_Material for this task_:

++++++++++

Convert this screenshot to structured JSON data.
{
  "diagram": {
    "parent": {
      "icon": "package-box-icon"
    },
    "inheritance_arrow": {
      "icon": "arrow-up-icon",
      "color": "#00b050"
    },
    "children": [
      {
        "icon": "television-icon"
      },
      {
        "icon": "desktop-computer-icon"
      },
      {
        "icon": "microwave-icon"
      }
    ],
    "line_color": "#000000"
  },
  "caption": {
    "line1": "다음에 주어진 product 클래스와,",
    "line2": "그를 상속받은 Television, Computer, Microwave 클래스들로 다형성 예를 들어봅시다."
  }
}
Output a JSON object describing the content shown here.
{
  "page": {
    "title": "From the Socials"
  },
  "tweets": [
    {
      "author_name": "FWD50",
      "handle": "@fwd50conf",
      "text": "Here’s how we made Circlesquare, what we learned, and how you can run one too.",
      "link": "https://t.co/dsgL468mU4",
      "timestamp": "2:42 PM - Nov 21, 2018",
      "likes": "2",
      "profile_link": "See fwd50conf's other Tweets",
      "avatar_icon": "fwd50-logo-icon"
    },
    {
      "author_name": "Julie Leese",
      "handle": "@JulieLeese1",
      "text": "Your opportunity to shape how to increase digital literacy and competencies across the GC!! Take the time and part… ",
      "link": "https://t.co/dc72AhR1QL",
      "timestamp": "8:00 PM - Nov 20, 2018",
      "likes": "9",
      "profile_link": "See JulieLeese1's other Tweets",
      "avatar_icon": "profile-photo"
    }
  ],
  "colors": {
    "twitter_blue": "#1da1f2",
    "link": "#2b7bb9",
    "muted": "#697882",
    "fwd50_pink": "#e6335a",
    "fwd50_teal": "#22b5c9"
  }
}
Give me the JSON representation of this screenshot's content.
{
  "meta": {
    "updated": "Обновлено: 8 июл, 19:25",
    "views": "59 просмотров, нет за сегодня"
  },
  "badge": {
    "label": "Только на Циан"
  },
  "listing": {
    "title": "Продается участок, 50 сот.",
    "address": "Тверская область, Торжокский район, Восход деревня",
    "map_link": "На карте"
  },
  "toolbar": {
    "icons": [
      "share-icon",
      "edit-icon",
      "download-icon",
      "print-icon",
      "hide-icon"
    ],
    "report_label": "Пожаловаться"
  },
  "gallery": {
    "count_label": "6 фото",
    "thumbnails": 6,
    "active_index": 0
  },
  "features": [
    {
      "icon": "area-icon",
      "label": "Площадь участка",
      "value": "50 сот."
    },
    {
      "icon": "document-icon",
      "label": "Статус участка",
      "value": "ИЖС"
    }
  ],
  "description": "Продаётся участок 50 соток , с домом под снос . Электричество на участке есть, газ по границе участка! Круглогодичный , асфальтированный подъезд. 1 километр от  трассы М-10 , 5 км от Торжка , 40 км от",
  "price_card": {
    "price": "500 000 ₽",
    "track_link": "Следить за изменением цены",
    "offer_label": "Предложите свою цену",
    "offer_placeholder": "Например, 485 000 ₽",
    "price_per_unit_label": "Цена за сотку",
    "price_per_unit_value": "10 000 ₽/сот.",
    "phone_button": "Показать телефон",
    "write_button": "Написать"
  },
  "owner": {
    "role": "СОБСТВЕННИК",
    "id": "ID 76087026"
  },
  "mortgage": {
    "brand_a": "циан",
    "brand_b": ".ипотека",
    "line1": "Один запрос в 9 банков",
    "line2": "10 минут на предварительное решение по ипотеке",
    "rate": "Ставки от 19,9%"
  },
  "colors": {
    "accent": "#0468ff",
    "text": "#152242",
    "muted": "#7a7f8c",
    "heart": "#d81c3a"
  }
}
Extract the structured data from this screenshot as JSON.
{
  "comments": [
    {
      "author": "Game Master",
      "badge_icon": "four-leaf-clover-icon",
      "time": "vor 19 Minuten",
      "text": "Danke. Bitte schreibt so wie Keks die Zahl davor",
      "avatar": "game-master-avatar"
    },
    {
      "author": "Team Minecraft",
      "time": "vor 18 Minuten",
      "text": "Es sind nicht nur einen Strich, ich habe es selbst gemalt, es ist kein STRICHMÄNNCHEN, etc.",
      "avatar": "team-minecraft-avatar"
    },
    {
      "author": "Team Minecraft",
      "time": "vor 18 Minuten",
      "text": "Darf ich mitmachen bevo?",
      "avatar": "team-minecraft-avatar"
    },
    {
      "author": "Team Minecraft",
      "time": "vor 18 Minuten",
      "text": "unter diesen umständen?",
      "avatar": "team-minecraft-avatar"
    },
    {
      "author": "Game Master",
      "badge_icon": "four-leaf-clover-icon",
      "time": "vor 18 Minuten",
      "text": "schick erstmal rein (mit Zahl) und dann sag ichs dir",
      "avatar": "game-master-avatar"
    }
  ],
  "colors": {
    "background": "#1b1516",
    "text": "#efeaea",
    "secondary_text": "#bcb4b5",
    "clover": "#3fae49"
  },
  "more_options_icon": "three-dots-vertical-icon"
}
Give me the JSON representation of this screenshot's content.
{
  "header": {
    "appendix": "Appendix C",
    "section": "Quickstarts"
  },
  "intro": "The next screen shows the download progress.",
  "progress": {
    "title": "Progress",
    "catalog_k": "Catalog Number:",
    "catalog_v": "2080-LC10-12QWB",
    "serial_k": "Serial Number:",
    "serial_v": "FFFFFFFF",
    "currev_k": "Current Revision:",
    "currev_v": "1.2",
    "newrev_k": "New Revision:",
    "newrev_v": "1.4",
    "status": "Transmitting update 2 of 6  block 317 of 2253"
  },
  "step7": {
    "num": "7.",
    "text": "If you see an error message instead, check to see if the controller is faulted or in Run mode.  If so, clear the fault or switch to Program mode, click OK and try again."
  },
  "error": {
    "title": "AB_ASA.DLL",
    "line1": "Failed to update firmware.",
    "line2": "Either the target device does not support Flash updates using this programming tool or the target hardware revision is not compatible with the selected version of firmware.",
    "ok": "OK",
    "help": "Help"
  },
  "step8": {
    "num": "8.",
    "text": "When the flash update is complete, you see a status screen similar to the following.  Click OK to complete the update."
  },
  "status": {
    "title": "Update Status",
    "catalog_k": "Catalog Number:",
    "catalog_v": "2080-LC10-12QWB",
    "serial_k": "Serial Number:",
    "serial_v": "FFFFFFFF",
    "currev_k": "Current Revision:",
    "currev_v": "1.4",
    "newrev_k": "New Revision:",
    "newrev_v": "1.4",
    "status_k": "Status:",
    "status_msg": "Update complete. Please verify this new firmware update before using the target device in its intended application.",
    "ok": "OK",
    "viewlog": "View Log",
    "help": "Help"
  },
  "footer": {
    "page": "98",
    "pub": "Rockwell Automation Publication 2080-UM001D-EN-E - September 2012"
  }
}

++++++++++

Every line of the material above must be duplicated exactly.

Convert this screenshot to structured JSON data.
{
  "diagram": {
    "parent": {
      "icon": "package-box-icon"
    },
    "inheritance_arrow": {
      "icon": "arrow-up-icon",
      "color": "#00b050"
    },
    "children": [
      {
        "icon": "television-icon"
      },
      {
        "icon": "desktop-computer-icon"
      },
      {
        "icon": "microwave-icon"
      }
    ],
    "line_color": "#000000"
  },
  "caption": {
    "line1": "다음에 주어진 product 클래스와,",
    "line2": "그를 상속받은 Television, Computer, Microwave 클래스들로 다형성 예를 들어봅시다."
  }
}
Output a JSON object describing the content shown here.
{
  "page": {
    "title": "From the Socials"
  },
  "tweets": [
    {
      "author_name": "FWD50",
      "handle": "@fwd50conf",
      "text": "Here’s how we made Circlesquare, what we learned, and how you can run one too.",
      "link": "https://t.co/dsgL468mU4",
      "timestamp": "2:42 PM - Nov 21, 2018",
      "likes": "2",
      "profile_link": "See fwd50conf's other Tweets",
      "avatar_icon": "fwd50-logo-icon"
    },
    {
      "author_name": "Julie Leese",
      "handle": "@JulieLeese1",
      "text": "Your opportunity to shape how to increase digital literacy and competencies across the GC!! Take the time and part… ",
      "link": "https://t.co/dc72AhR1QL",
      "timestamp": "8:00 PM - Nov 20, 2018",
      "likes": "9",
      "profile_link": "See JulieLeese1's other Tweets",
      "avatar_icon": "profile-photo"
    }
  ],
  "colors": {
    "twitter_blue": "#1da1f2",
    "link": "#2b7bb9",
    "muted": "#697882",
    "fwd50_pink": "#e6335a",
    "fwd50_teal": "#22b5c9"
  }
}
Give me the JSON representation of this screenshot's content.
{
  "meta": {
    "updated": "Обновлено: 8 июл, 19:25",
    "views": "59 просмотров, нет за сегодня"
  },
  "badge": {
    "label": "Только на Циан"
  },
  "listing": {
    "title": "Продается участок, 50 сот.",
    "address": "Тверская область, Торжокский район, Восход деревня",
    "map_link": "На карте"
  },
  "toolbar": {
    "icons": [
      "share-icon",
      "edit-icon",
      "download-icon",
      "print-icon",
      "hide-icon"
    ],
    "report_label": "Пожаловаться"
  },
  "gallery": {
    "count_label": "6 фото",
    "thumbnails": 6,
    "active_index": 0
  },
  "features": [
    {
      "icon": "area-icon",
      "label": "Площадь участка",
      "value": "50 сот."
    },
    {
      "icon": "document-icon",
      "label": "Статус участка",
      "value": "ИЖС"
    }
  ],
  "description": "Продаётся участок 50 соток , с домом под снос . Электричество на участке есть, газ по границе участка! Круглогодичный , асфальтированный подъезд. 1 километр от  трассы М-10 , 5 км от Торжка , 40 км от",
  "price_card": {
    "price": "500 000 ₽",
    "track_link": "Следить за изменением цены",
    "offer_label": "Предложите свою цену",
    "offer_placeholder": "Например, 485 000 ₽",
    "price_per_unit_label": "Цена за сотку",
    "price_per_unit_value": "10 000 ₽/сот.",
    "phone_button": "Показать телефон",
    "write_button": "Написать"
  },
  "owner": {
    "role": "СОБСТВЕННИК",
    "id": "ID 76087026"
  },
  "mortgage": {
    "brand_a": "циан",
    "brand_b": ".ипотека",
    "line1": "Один запрос в 9 банков",
    "line2": "10 минут на предварительное решение по ипотеке",
    "rate": "Ставки от 19,9%"
  },
  "colors": {
    "accent": "#0468ff",
    "text": "#152242",
    "muted": "#7a7f8c",
    "heart": "#d81c3a"
  }
}
Extract the structured data from this screenshot as JSON.
{
  "comments": [
    {
      "author": "Game Master",
      "badge_icon": "four-leaf-clover-icon",
      "time": "vor 19 Minuten",
      "text": "Danke. Bitte schreibt so wie Keks die Zahl davor",
      "avatar": "game-master-avatar"
    },
    {
      "author": "Team Minecraft",
      "time": "vor 18 Minuten",
      "text": "Es sind nicht nur einen Strich, ich habe es selbst gemalt, es ist kein STRICHMÄNNCHEN, etc.",
      "avatar": "team-minecraft-avatar"
    },
    {
      "author": "Team Minecraft",
      "time": "vor 18 Minuten",
      "text": "Darf ich mitmachen bevo?",
      "avatar": "team-minecraft-avatar"
    },
    {
      "author": "Team Minecraft",
      "time": "vor 18 Minuten",
      "text": "unter diesen umständen?",
      "avatar": "team-minecraft-avatar"
    },
    {
      "author": "Game Master",
      "badge_icon": "four-leaf-clover-icon",
      "time": "vor 18 Minuten",
      "text": "schick erstmal rein (mit Zahl) und dann sag ichs dir",
      "avatar": "game-master-avatar"
    }
  ],
  "colors": {
    "background": "#1b1516",
    "text": "#efeaea",
    "secondary_text": "#bcb4b5",
    "clover": "#3fae49"
  },
  "more_options_icon": "three-dots-vertical-icon"
}
Give me the JSON representation of this screenshot's content.
{
  "header": {
    "appendix": "Appendix C",
    "section": "Quickstarts"
  },
  "intro": "The next screen shows the download progress.",
  "progress": {
    "title": "Progress",
    "catalog_k": "Catalog Number:",
    "catalog_v": "2080-LC10-12QWB",
    "serial_k": "Serial Number:",
    "serial_v": "FFFFFFFF",
    "currev_k": "Current Revision:",
    "currev_v": "1.2",
    "newrev_k": "New Revision:",
    "newrev_v": "1.4",
    "status": "Transmitting update 2 of 6  block 317 of 2253"
  },
  "step7": {
    "num": "7.",
    "text": "If you see an error message instead, check to see if the controller is faulted or in Run mode.  If so, clear the fault or switch to Program mode, click OK and try again."
  },
  "error": {
    "title": "AB_ASA.DLL",
    "line1": "Failed to update firmware.",
    "line2": "Either the target device does not support Flash updates using this programming tool or the target hardware revision is not compatible with the selected version of firmware.",
    "ok": "OK",
    "help": "Help"
  },
  "step8": {
    "num": "8.",
    "text": "When the flash update is complete, you see a status screen similar to the following.  Click OK to complete the update."
  },
  "status": {
    "title": "Update Status",
    "catalog_k": "Catalog Number:",
    "catalog_v": "2080-LC10-12QWB",
    "serial_k": "Serial Number:",
    "serial_v": "FFFFFFFF",
    "currev_k": "Current Revision:",
    "currev_v": "1.4",
    "newrev_k": "New Revision:",
    "newrev_v": "1.4",
    "status_k": "Status:",
    "status_msg": "Update complete. Please verify this new firmware update before using the target device in its intended application.",
    "ok": "OK",
    "viewlog": "View Log",
    "help": "Help"
  },
  "footer": {
    "page": "98",
    "pub": "Rockwell Automation Publication 2080-UM001D-EN-E - September 2012"
  }
}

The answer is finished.